▸ Work item:
Please give the data again exactly, with no line dropped.

▸ Data about app and page elements:
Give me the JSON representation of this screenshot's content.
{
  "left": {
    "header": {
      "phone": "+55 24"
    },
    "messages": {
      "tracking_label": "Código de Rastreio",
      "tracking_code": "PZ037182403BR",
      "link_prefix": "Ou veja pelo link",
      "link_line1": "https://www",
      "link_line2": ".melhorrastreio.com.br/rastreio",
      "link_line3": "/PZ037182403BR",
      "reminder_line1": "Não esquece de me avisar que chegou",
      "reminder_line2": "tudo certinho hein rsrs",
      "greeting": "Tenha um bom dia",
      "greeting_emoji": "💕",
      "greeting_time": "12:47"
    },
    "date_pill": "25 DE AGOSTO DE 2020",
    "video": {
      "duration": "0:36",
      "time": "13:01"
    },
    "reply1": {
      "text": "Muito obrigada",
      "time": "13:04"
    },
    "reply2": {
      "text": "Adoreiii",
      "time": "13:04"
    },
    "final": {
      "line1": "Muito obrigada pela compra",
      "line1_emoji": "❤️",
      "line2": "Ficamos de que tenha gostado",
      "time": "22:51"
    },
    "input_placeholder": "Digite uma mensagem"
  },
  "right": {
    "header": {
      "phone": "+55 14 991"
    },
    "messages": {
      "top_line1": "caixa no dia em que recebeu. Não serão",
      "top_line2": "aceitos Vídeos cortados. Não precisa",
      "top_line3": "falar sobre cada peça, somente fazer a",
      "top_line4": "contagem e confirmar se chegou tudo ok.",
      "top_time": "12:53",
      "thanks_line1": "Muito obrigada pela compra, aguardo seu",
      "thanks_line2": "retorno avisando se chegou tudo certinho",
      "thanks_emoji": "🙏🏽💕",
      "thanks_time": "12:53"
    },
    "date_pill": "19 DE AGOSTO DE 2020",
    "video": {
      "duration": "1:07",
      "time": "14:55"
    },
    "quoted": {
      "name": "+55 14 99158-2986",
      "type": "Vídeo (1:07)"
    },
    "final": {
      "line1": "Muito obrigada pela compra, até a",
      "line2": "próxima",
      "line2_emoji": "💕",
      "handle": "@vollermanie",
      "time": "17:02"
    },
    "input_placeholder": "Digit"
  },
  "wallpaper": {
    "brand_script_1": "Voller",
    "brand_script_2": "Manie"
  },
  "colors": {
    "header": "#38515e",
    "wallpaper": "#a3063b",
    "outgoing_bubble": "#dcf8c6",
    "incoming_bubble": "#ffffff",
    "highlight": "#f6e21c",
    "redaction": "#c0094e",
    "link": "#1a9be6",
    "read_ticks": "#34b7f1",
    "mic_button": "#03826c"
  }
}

▸ Answer for the task:
Give me the JSON representation of this screenshot's content.
{
  "left": {
    "header": {
      "phone": "+55 24"
    },
    "messages": {
      "tracking_label": "Código de Rastreio",
      "tracking_code": "PZ037182403BR",
      "link_prefix": "Ou veja pelo link",
      "link_line1": "https://www",
      "link_line2": ".melhorrastreio.com.br/rastreio",
      "link_line3": "/PZ037182403BR",
      "reminder_line1": "Não esquece de me avisar que chegou",
      "reminder_line2": "tudo certinho hein rsrs",
      "greeting": "Tenha um bom dia",
      "greeting_emoji": "💕",
      "greeting_time": "12:47"
    },
    "date_pill": "25 DE AGOSTO DE 2020",
    "video": {
      "duration": "0:36",
      "time": "13:01"
    },
    "reply1": {
      "text": "Muito obrigada",
      "time": "13:04"
    },
    "reply2": {
      "text": "Adoreiii",
      "time": "13:04"
    },
    "final": {
      "line1": "Muito obrigada pela compra",
      "line1_emoji": "❤️",
      "line2": "Ficamos de que tenha gostado",
      "time": "22:51"
    },
    "input_placeholder": "Digite uma mensagem"
  },
  "right": {
    "header": {
      "phone": "+55 14 991"
    },
    "messages": {
      "top_line1": "caixa no dia em que recebeu. Não serão",
      "top_line2": "aceitos Vídeos cortados. Não precisa",
      "top_line3": "falar sobre cada peça, somente fazer a",
      "top_line4": "contagem e confirmar se chegou tudo ok.",
      "top_time": "12:53",
      "thanks_line1": "Muito obrigada pela compra, aguardo seu",
      "thanks_line2": "retorno avisando se chegou tudo certinho",
      "thanks_emoji": "🙏🏽💕",
      "thanks_time": "12:53"
    },
    "date_pill": "19 DE AGOSTO DE 2020",
    "video": {
      "duration": "1:07",
      "time": "14:55"
    },
    "quoted": {
      "name": "+55 14 99158-2986",
      "type": "Vídeo (1:07)"
    },
    "final": {
      "line1": "Muito obrigada pela compra, até a",
      "line2": "próxima",
      "line2_emoji": "💕",
      "handle": "@vollermanie",
      "time": "17:02"
    },
    "input_placeholder": "Digit"
  },
  "wallpaper": {
    "brand_script_1": "Voller",
    "brand_script_2": "Manie"
  },
  "colors": {
    "header": "#38515e",
    "wallpaper": "#a3063b",
    "outgoing_bubble": "#dcf8c6",
    "incoming_bubble": "#ffffff",
    "highlight": "#f6e21c",
    "redaction": "#c0094e",
    "link": "#1a9be6",
    "read_ticks": "#34b7f1",
    "mic_button": "#03826c"
  }
}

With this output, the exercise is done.